____ Provided material
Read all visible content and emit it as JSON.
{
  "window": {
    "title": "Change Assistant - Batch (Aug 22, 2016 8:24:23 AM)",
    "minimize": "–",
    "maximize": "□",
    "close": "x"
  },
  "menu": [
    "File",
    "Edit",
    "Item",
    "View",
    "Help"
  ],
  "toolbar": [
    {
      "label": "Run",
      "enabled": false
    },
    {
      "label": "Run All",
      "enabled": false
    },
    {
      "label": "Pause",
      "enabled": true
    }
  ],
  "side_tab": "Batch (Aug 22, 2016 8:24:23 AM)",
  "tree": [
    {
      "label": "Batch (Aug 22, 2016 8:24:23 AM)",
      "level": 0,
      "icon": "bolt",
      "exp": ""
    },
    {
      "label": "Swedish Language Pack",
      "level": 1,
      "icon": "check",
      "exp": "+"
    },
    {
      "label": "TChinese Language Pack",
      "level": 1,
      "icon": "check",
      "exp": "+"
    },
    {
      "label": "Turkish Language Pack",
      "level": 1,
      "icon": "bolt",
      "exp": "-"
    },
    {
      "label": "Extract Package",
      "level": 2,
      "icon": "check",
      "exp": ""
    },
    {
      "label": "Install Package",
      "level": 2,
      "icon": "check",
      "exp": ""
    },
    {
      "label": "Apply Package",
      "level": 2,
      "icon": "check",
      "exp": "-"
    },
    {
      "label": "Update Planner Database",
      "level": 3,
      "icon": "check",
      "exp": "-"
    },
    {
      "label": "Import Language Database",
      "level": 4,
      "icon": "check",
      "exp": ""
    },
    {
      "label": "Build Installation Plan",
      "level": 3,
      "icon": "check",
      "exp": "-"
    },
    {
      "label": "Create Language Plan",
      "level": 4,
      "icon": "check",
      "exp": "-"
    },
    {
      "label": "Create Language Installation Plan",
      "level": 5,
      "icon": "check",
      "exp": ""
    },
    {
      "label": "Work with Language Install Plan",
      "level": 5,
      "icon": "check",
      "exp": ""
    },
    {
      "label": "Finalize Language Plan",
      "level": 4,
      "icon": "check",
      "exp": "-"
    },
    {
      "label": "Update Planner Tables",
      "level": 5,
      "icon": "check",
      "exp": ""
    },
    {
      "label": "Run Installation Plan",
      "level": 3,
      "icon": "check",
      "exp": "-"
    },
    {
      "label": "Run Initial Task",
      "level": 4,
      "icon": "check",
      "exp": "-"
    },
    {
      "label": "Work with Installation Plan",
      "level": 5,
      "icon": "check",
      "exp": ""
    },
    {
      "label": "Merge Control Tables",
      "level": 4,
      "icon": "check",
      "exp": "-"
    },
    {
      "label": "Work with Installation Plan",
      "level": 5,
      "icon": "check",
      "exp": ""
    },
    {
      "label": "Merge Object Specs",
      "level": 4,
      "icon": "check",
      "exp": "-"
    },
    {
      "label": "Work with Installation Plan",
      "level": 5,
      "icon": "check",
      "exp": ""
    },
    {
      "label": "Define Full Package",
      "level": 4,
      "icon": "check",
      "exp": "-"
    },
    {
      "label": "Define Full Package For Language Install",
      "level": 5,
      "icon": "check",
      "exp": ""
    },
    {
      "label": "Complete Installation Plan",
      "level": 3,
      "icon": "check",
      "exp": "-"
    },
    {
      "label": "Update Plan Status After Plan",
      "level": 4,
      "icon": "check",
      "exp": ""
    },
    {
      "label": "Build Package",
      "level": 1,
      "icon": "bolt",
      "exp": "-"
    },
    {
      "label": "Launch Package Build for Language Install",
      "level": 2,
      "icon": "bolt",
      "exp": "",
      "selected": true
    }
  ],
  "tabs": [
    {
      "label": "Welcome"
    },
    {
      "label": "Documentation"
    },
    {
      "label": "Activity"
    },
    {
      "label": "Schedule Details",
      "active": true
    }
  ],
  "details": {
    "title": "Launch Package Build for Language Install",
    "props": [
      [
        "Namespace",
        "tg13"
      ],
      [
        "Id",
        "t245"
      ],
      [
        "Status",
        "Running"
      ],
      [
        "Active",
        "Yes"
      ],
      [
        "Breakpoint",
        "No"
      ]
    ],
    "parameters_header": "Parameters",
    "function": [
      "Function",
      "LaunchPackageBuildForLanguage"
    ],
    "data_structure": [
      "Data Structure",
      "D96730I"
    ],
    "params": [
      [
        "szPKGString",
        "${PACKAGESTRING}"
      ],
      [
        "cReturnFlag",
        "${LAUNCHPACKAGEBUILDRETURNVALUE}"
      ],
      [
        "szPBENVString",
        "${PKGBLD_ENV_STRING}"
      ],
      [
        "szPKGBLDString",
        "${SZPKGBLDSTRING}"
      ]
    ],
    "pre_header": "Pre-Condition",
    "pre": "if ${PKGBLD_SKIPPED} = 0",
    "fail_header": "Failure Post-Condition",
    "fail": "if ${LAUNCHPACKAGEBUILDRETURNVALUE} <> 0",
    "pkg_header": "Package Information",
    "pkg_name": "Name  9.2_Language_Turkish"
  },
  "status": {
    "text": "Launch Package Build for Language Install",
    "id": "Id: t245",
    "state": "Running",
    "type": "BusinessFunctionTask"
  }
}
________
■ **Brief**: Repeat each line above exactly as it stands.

■ **Written answer**:
Read all visible content and emit it as JSON.
{
  "window": {
    "title": "Change Assistant - Batch (Aug 22, 2016 8:24:23 AM)",
    "minimize": "–",
    "maximize": "□",
    "close": "x"
  },
  "menu": [
    "File",
    "Edit",
    "Item",
    "View",
    "Help"
  ],
  "toolbar": [
    {
      "label": "Run",
      "enabled": false
    },
    {
      "label": "Run All",
      "enabled": false
    },
    {
      "label": "Pause",
      "enabled": true
    }
  ],
  "side_tab": "Batch (Aug 22, 2016 8:24:23 AM)",
  "tree": [
    {
      "label": "Batch (Aug 22, 2016 8:24:23 AM)",
      "level": 0,
      "icon": "bolt",
      "exp": ""
    },
    {
      "label": "Swedish Language Pack",
      "level": 1,
      "icon": "check",
      "exp": "+"
    },
    {
      "label": "TChinese Language Pack",
      "level": 1,
      "icon": "check",
      "exp": "+"
    },
    {
      "label": "Turkish Language Pack",
      "level": 1,
      "icon": "bolt",
      "exp": "-"
    },
    {
      "label": "Extract Package",
      "level": 2,
      "icon": "check",
      "exp": ""
    },
    {
      "label": "Install Package",
      "level": 2,
      "icon": "check",
      "exp": ""
    },
    {
      "label": "Apply Package",
      "level": 2,
      "icon": "check",
      "exp": "-"
    },
    {
      "label": "Update Planner Database",
      "level": 3,
      "icon": "check",
      "exp": "-"
    },
    {
      "label": "Import Language Database",
      "level": 4,
      "icon": "check",
      "exp": ""
    },
    {
      "label": "Build Installation Plan",
      "level": 3,
      "icon": "check",
      "exp": "-"
    },
    {
      "label": "Create Language Plan",
      "level": 4,
      "icon": "check",
      "exp": "-"
    },
    {
      "label": "Create Language Installation Plan",
      "level": 5,
      "icon": "check",
      "exp": ""
    },
    {
      "label": "Work with Language Install Plan",
      "level": 5,
      "icon": "check",
      "exp": ""
    },
    {
      "label": "Finalize Language Plan",
      "level": 4,
      "icon": "check",
      "exp": "-"
    },
    {
      "label": "Update Planner Tables",
      "level": 5,
      "icon": "check",
      "exp": ""
    },
    {
      "label": "Run Installation Plan",
      "level": 3,
      "icon": "check",
      "exp": "-"
    },
    {
      "label": "Run Initial Task",
      "level": 4,
      "icon": "check",
      "exp": "-"
    },
    {
      "label": "Work with Installation Plan",
      "level": 5,
      "icon": "check",
      "exp": ""
    },
    {
      "label": "Merge Control Tables",
      "level": 4,
      "icon": "check",
      "exp": "-"
    },
    {
      "label": "Work with Installation Plan",
      "level": 5,
      "icon": "check",
      "exp": ""
    },
    {
      "label": "Merge Object Specs",
      "level": 4,
      "icon": "check",
      "exp": "-"
    },
    {
      "label": "Work with Installation Plan",
      "level": 5,
      "icon": "check",
      "exp": ""
    },
    {
      "label": "Define Full Package",
      "level": 4,
      "icon": "check",
      "exp": "-"
    },
    {
      "label": "Define Full Package For Language Install",
      "level": 5,
      "icon": "check",
      "exp": ""
    },
    {
      "label": "Complete Installation Plan",
      "level": 3,
      "icon": "check",
      "exp": "-"
    },
    {
      "label": "Update Plan Status After Plan",
      "level": 4,
      "icon": "check",
      "exp": ""
    },
    {
      "label": "Build Package",
      "level": 1,
      "icon": "bolt",
      "exp": "-"
    },
    {
      "label": "Launch Package Build for Language Install",
      "level": 2,
      "icon": "bolt",
      "exp": "",
      "selected": true
    }
  ],
  "tabs": [
    {
      "label": "Welcome"
    },
    {
      "label": "Documentation"
    },
    {
      "label": "Activity"
    },
    {
      "label": "Schedule Details",
      "active": true
    }
  ],
  "details": {
    "title": "Launch Package Build for Language Install",
    "props": [
      [
        "Namespace",
        "tg13"
      ],
      [
        "Id",
        "t245"
      ],
      [
        "Status",
        "Running"
      ],
      [
        "Active",
        "Yes"
      ],
      [
        "Breakpoint",
        "No"
      ]
    ],
    "parameters_header": "Parameters",
    "function": [
      "Function",
      "LaunchPackageBuildForLanguage"
    ],
    "data_structure": [
      "Data Structure",
      "D96730I"
    ],
    "params": [
      [
        "szPKGString",
        "${PACKAGESTRING}"
      ],
      [
        "cReturnFlag",
        "${LAUNCHPACKAGEBUILDRETURNVALUE}"
      ],
      [
        "szPBENVString",
        "${PKGBLD_ENV_STRING}"
      ],
      [
        "szPKGBLDString",
        "${SZPKGBLDSTRING}"
      ]
    ],
    "pre_header": "Pre-Condition",
    "pre": "if ${PKGBLD_SKIPPED} = 0",
    "fail_header": "Failure Post-Condition",
    "fail": "if ${LAUNCHPACKAGEBUILDRETURNVALUE} <> 0",
    "pkg_header": "Package Information",
    "pkg_name": "Name  9.2_Language_Turkish"
  },
  "status": {
    "text": "Launch Package Build for Language Install",
    "id": "Id: t245",
    "state": "Running",
    "type": "BusinessFunctionTask"
  }
}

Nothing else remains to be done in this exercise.